**DATA TO EXAMINE:**
-- Opening Marker --

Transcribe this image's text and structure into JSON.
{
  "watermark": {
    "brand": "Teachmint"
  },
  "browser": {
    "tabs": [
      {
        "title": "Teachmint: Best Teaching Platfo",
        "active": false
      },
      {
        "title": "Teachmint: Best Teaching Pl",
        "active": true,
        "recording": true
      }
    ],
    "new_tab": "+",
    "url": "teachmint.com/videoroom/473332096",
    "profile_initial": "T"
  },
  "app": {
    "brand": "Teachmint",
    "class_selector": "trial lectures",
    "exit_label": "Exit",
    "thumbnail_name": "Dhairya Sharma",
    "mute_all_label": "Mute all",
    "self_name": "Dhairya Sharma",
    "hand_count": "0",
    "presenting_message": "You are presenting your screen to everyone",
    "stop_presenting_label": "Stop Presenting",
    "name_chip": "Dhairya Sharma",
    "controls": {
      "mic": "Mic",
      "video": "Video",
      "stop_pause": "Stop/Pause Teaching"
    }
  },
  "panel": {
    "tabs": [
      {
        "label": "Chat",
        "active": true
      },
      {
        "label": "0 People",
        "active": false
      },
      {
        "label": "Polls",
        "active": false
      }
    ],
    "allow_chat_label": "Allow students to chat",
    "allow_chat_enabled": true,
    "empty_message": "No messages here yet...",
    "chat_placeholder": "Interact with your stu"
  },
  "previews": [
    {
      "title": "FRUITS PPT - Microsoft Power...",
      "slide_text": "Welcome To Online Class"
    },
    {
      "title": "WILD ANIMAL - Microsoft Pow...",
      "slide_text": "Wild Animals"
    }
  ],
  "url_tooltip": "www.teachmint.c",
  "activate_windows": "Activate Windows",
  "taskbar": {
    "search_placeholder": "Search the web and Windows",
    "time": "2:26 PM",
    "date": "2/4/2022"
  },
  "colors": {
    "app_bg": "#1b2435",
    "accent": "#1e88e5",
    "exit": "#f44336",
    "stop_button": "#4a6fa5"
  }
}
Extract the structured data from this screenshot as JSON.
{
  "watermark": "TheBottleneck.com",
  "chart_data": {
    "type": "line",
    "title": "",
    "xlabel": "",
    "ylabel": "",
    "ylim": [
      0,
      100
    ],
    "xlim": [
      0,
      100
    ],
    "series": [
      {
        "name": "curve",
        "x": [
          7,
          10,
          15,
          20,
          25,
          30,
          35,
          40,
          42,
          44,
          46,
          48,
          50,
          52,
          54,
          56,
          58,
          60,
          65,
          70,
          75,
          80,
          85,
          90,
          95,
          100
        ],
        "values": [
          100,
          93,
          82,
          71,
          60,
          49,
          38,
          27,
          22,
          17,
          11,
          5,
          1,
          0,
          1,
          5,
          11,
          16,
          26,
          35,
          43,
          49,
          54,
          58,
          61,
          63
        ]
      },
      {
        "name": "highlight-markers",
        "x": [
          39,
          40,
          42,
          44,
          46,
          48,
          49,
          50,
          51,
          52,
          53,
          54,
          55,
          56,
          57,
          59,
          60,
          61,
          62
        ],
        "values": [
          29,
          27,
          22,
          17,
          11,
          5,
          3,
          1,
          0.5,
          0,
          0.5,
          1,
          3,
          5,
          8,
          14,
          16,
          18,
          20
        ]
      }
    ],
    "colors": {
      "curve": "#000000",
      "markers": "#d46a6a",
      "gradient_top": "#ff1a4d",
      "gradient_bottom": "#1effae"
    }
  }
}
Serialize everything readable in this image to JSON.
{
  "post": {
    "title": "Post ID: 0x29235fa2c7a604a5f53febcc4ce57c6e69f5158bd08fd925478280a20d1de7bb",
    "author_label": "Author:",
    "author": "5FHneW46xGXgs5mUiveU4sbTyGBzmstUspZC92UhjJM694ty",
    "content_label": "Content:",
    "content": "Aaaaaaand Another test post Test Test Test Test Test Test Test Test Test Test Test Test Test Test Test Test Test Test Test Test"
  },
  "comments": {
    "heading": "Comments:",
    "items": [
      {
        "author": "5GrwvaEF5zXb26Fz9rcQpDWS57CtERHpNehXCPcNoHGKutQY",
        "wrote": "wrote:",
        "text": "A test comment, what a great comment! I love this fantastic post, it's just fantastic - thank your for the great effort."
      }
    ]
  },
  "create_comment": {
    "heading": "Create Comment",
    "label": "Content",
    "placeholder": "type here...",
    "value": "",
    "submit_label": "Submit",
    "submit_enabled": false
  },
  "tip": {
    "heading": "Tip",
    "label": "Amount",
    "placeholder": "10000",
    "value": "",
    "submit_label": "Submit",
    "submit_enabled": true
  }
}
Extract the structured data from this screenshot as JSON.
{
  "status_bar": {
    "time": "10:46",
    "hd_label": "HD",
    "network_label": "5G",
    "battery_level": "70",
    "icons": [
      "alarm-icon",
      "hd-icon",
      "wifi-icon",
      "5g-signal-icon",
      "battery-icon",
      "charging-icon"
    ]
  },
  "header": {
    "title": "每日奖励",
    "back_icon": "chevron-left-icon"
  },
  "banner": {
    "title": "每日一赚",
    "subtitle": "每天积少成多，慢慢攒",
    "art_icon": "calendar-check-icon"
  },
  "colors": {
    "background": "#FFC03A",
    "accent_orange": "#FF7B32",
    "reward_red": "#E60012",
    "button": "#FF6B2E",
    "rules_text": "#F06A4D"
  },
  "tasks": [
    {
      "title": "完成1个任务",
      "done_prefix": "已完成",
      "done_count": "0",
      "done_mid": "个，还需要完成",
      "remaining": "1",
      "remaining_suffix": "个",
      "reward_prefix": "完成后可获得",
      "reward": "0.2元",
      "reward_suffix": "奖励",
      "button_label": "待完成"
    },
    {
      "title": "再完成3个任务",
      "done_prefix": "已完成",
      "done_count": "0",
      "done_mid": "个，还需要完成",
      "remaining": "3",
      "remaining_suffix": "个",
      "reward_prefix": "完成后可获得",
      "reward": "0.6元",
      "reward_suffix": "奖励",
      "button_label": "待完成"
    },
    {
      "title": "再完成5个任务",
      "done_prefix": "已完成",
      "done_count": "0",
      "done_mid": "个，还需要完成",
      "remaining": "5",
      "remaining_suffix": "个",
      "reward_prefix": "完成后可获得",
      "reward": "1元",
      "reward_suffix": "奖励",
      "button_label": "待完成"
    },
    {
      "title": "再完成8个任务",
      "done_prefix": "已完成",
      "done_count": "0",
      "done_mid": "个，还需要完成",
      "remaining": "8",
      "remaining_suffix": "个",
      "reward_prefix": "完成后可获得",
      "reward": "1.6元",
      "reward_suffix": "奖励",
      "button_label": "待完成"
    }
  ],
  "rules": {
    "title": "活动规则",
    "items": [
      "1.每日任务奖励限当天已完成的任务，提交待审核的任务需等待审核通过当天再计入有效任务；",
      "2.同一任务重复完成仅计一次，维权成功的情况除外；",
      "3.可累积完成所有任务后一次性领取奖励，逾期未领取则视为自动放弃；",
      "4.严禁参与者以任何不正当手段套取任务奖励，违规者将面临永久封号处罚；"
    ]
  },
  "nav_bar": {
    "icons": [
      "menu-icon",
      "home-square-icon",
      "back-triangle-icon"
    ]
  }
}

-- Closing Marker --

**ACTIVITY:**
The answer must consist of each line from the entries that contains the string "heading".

**ANSWER TO THIS EXERCISE:**
    "heading": "Comments:",
    "heading": "Create Comment",
    "heading": "Tip",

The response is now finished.